### Information
----

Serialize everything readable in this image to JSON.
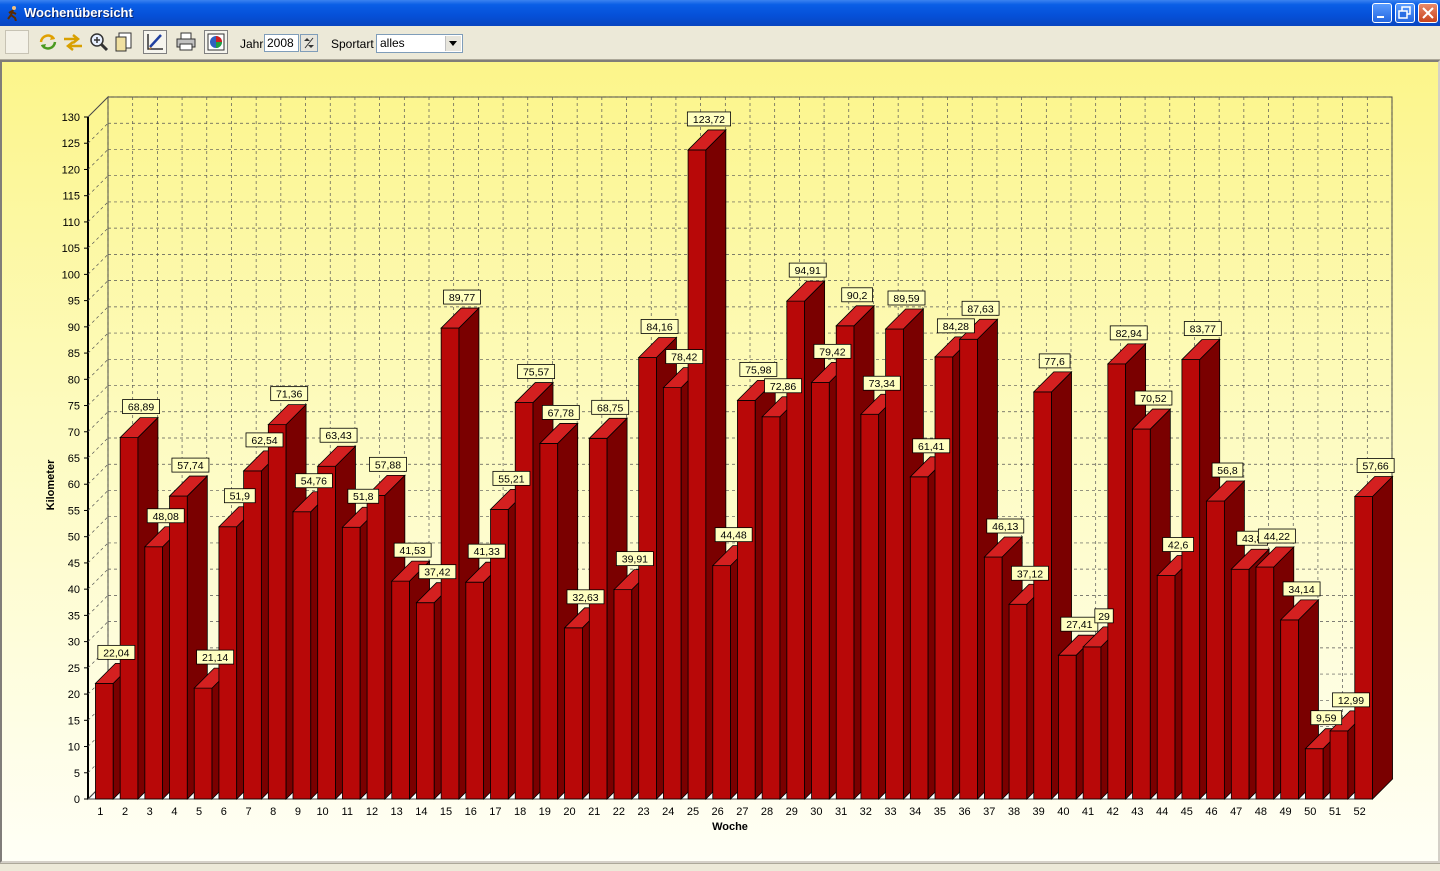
{
  "window": {
    "title": "Wochenübersicht",
    "icon": "runner-icon"
  },
  "toolbar": {
    "buttons": [
      "blank-icon",
      "refresh-icon",
      "swap-arrows-icon",
      "zoom-icon",
      "copy-icon",
      "edit-chart-icon",
      "print-icon",
      "palette-icon"
    ],
    "year_label": "Jahr",
    "year_value": "2008",
    "sport_label": "Sportart",
    "sport_value": "alles"
  },
  "colors": {
    "bar_front": "#b80808",
    "bar_side": "#7a0000",
    "bar_top": "#d42020",
    "label_bg": "#ffffc0",
    "grid": "#555555"
  },
  "chart_data": {
    "type": "bar",
    "xlabel": "Woche",
    "ylabel": "Kilometer",
    "ylim": [
      0,
      130
    ],
    "ytick_step": 5,
    "grid": true,
    "categories": [
      "1",
      "2",
      "3",
      "4",
      "5",
      "6",
      "7",
      "8",
      "9",
      "10",
      "11",
      "12",
      "13",
      "14",
      "15",
      "16",
      "17",
      "18",
      "19",
      "20",
      "21",
      "22",
      "23",
      "24",
      "25",
      "26",
      "27",
      "28",
      "29",
      "30",
      "31",
      "32",
      "33",
      "34",
      "35",
      "36",
      "37",
      "38",
      "39",
      "40",
      "41",
      "42",
      "43",
      "44",
      "45",
      "46",
      "47",
      "48",
      "49",
      "50",
      "51",
      "52"
    ],
    "values": [
      22.04,
      68.89,
      48.08,
      57.74,
      21.14,
      51.9,
      62.54,
      71.36,
      54.76,
      63.43,
      51.8,
      57.88,
      41.53,
      37.42,
      89.77,
      41.33,
      55.21,
      75.57,
      67.78,
      32.63,
      68.75,
      39.91,
      84.16,
      78.42,
      123.72,
      44.48,
      75.98,
      72.86,
      94.91,
      79.42,
      90.2,
      73.34,
      89.59,
      61.41,
      84.28,
      87.63,
      46.13,
      37.12,
      77.6,
      27.41,
      29,
      82.94,
      70.52,
      42.6,
      83.77,
      56.8,
      43.8,
      44.22,
      34.14,
      9.59,
      12.99,
      57.66
    ],
    "data_labels": [
      "22,04",
      "68,89",
      "48,08",
      "57,74",
      "21,14",
      "51,9",
      "62,54",
      "71,36",
      "54,76",
      "63,43",
      "51,8",
      "57,88",
      "41,53",
      "37,42",
      "89,77",
      "41,33",
      "55,21",
      "75,57",
      "67,78",
      "32,63",
      "68,75",
      "39,91",
      "84,16",
      "78,42",
      "123,72",
      "44,48",
      "75,98",
      "72,86",
      "94,91",
      "79,42",
      "90,2",
      "73,34",
      "89,59",
      "61,41",
      "84,28",
      "87,63",
      "46,13",
      "37,12",
      "77,6",
      "27,41",
      "29",
      "82,94",
      "70,52",
      "42,6",
      "83,77",
      "56,8",
      "43,8",
      "44,22",
      "34,14",
      "9,59",
      "12,99",
      "57,66"
    ]
  }
}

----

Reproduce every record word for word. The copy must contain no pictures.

Serialize everything readable in this image to JSON.
{
  "window": {
    "title": "Wochenübersicht",
    "icon": "runner-icon"
  },
  "toolbar": {
    "buttons": [
      "blank-icon",
      "refresh-icon",
      "swap-arrows-icon",
      "zoom-icon",
      "copy-icon",
      "edit-chart-icon",
      "print-icon",
      "palette-icon"
    ],
    "year_label": "Jahr",
    "year_value": "2008",
    "sport_label": "Sportart",
    "sport_value": "alles"
  },
  "colors": {
    "bar_front": "#b80808",
    "bar_side": "#7a0000",
    "bar_top": "#d42020",
    "label_bg": "#ffffc0",
    "grid": "#555555"
  },
  "chart_data": {
    "type": "bar",
    "xlabel": "Woche",
    "ylabel": "Kilometer",
    "ylim": [
      0,
      130
    ],
    "ytick_step": 5,
    "grid": true,
    "categories": [
      "1",
      "2",
      "3",
      "4",
      "5",
      "6",
      "7",
      "8",
      "9",
      "10",
      "11",
      "12",
      "13",
      "14",
      "15",
      "16",
      "17",
      "18",
      "19",
      "20",
      "21",
      "22",
      "23",
      "24",
      "25",
      "26",
      "27",
      "28",
      "29",
      "30",
      "31",
      "32",
      "33",
      "34",
      "35",
      "36",
      "37",
      "38",
      "39",
      "40",
      "41",
      "42",
      "43",
      "44",
      "45",
      "46",
      "47",
      "48",
      "49",
      "50",
      "51",
      "52"
    ],
    "values": [
      22.04,
      68.89,
      48.08,
      57.74,
      21.14,
      51.9,
      62.54,
      71.36,
      54.76,
      63.43,
      51.8,
      57.88,
      41.53,
      37.42,
      89.77,
      41.33,
      55.21,
      75.57,
      67.78,
      32.63,
      68.75,
      39.91,
      84.16,
      78.42,
      123.72,
      44.48,
      75.98,
      72.86,
      94.91,
      79.42,
      90.2,
      73.34,
      89.59,
      61.41,
      84.28,
      87.63,
      46.13,
      37.12,
      77.6,
      27.41,
      29,
      82.94,
      70.52,
      42.6,
      83.77,
      56.8,
      43.8,
      44.22,
      34.14,
      9.59,
      12.99,
      57.66
    ],
    "data_labels": [
      "22,04",
      "68,89",
      "48,08",
      "57,74",
      "21,14",
      "51,9",
      "62,54",
      "71,36",
      "54,76",
      "63,43",
      "51,8",
      "57,88",
      "41,53",
      "37,42",
      "89,77",
      "41,33",
      "55,21",
      "75,57",
      "67,78",
      "32,63",
      "68,75",
      "39,91",
      "84,16",
      "78,42",
      "123,72",
      "44,48",
      "75,98",
      "72,86",
      "94,91",
      "79,42",
      "90,2",
      "73,34",
      "89,59",
      "61,41",
      "84,28",
      "87,63",
      "46,13",
      "37,12",
      "77,6",
      "27,41",
      "29",
      "82,94",
      "70,52",
      "42,6",
      "83,77",
      "56,8",
      "43,8",
      "44,22",
      "34,14",
      "9,59",
      "12,99",
      "57,66"
    ]
  }
}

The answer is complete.